There are many wonderful things about this city, the two most important being cheap, delicious food and penguins. The highlight of our cheap, delicious food experience was the Eastern Food Bazaar, a collection of stalls with a plethora of choices – everything from Palak Paneer to Hummus and Pita to Indian Omelets to Pani Puri. We ate here three times. Penguins will be highlighted in the next blog.
The city is watched over by Table Mountain, a sandstone goliath that attracts tourists and locals alike. We hiked up Plettenklip Gorge. Anne’s most powerful outdoor skill is her ability to hike uphill at an impressive rate, so she went for it on this one. The estimated time up is 2 hours and she made it in a mere one hour and five minutes. My most powerful outdoor skill is not my ability to hike uphill at an impressive rate.

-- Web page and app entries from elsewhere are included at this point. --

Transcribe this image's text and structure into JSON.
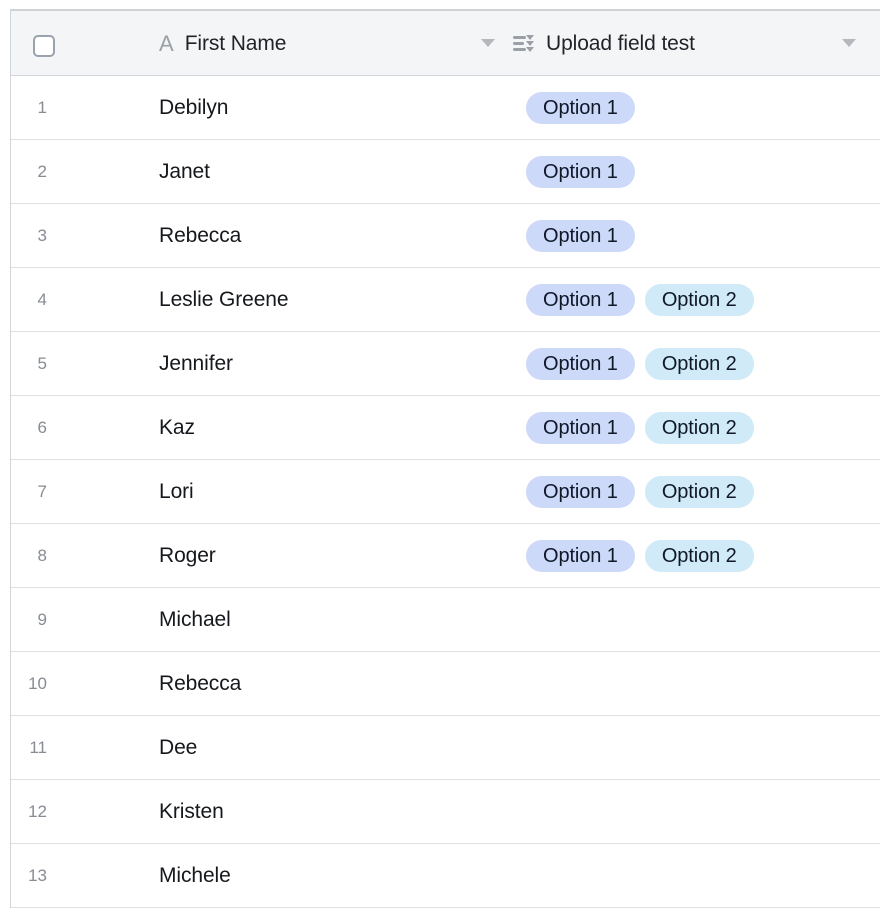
{
  "grid": {
    "select_all_checkbox": {
      "checked": false,
      "icon": "checkbox-icon"
    },
    "columns": [
      {
        "id": "row-number",
        "label": "",
        "icon": null,
        "has_dropdown": false
      },
      {
        "id": "first-name",
        "label": "First Name",
        "icon": "text-field-icon",
        "icon_glyph": "A",
        "has_dropdown": true,
        "dropdown_icon": "chevron-down-icon"
      },
      {
        "id": "upload-field-test",
        "label": "Upload field test",
        "icon": "multiselect-field-icon",
        "has_dropdown": true,
        "dropdown_icon": "chevron-down-icon"
      }
    ],
    "rows": [
      {
        "number": "1",
        "first_name": "Debilyn",
        "tags": [
          "Option 1"
        ]
      },
      {
        "number": "2",
        "first_name": "Janet",
        "tags": [
          "Option 1"
        ]
      },
      {
        "number": "3",
        "first_name": "Rebecca",
        "tags": [
          "Option 1"
        ]
      },
      {
        "number": "4",
        "first_name": "Leslie Greene",
        "tags": [
          "Option 1",
          "Option 2"
        ]
      },
      {
        "number": "5",
        "first_name": "Jennifer",
        "tags": [
          "Option 1",
          "Option 2"
        ]
      },
      {
        "number": "6",
        "first_name": "Kaz",
        "tags": [
          "Option 1",
          "Option 2"
        ]
      },
      {
        "number": "7",
        "first_name": "Lori",
        "tags": [
          "Option 1",
          "Option 2"
        ]
      },
      {
        "number": "8",
        "first_name": "Roger",
        "tags": [
          "Option 1",
          "Option 2"
        ]
      },
      {
        "number": "9",
        "first_name": "Michael",
        "tags": []
      },
      {
        "number": "10",
        "first_name": "Rebecca",
        "tags": []
      },
      {
        "number": "11",
        "first_name": "Dee",
        "tags": []
      },
      {
        "number": "12",
        "first_name": "Kristen",
        "tags": []
      },
      {
        "number": "13",
        "first_name": "Michele",
        "tags": []
      }
    ]
  },
  "tag_colors": {
    "Option 1": "#ccd9f8",
    "Option 2": "#d0eaf7"
  },
  "theme": {
    "header_background": "#f4f5f6",
    "row_background": "#ffffff",
    "border": "#d2d5d9",
    "row_divider": "#dcdfe3",
    "text_primary": "#15181c",
    "text_muted": "#878c93",
    "icon_color": "#9aa0a6"
  }
}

For a tourist treat and to save my aching knees after the Otter Trail, we took the tram down and it was actually pretty cool. The floor slowly rotated so you had a view from all angles. I thought that was a very nice touch compared to other trams that I’ve been on.
Our hostel was a short walk away from the Victoria and Albert Waterfront, a monstrosity of a mall/shopping complex complete with a massive Ferris Wheel out front. There were two movie theaters and we went to the artsy one and saw Jane Eyre. I highly recommend it. While it felt slightly foreign to sit in a movie theater and eat popcorn, it was lovely.

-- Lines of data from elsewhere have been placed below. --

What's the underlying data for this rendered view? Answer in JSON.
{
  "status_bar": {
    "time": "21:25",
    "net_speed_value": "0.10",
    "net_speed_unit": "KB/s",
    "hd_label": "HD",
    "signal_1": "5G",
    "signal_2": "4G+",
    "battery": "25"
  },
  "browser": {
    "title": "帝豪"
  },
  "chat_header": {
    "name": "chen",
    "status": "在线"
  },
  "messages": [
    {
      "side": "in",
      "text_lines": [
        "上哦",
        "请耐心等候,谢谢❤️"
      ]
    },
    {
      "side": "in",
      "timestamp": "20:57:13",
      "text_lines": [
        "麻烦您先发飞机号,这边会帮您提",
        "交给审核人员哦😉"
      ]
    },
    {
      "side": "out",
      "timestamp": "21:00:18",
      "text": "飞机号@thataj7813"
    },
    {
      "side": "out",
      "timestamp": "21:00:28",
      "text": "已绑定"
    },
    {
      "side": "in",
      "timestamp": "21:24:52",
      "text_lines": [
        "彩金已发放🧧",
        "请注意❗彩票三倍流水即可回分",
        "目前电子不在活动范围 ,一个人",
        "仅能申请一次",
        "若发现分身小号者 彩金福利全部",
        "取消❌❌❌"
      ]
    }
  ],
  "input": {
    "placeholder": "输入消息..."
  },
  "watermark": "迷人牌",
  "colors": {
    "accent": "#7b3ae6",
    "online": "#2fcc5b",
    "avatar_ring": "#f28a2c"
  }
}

While my driving skills are constantly improving, Cape Town threw me several new curves, such as lots of street parking and lots of pedestrians. One of the more intense (but scenic) drives was the road to Hout Bay which consisted of narrow, winding roads with a mountain on one side and the Atlantic Ocean 100m below on the other. That alone would have been fine, but this shoulder-less road was a favorite with bicyclists who were either suicidal or short on biking etiquette and insisted on riding up to four bikers deep with nary a care of the car approaching them from behind on a hairpin turn. Luckily we and they made it out alive, and we took a fabulous but short cruise to see a giant fur seal rookery. (Because we just don’t see enough marine mammals at home.)
The Cape Town experience would not be complete without a drive down to the Cape of Good Hope, where the tourism industry incorrectly touts this point as the meeting place of the Atlantic and Indian Oceans (the real point is Cape Agulhas some 200 kilometers east). It was still beautiful though and we did a nice hike out to the point.
Between the museums, outdoor opportunities, delicious eateries, and shopping, we ended up being here for four non-stop days, and really only left because we were spending too much money and promised ourselves we’d be in Namibia by June 1.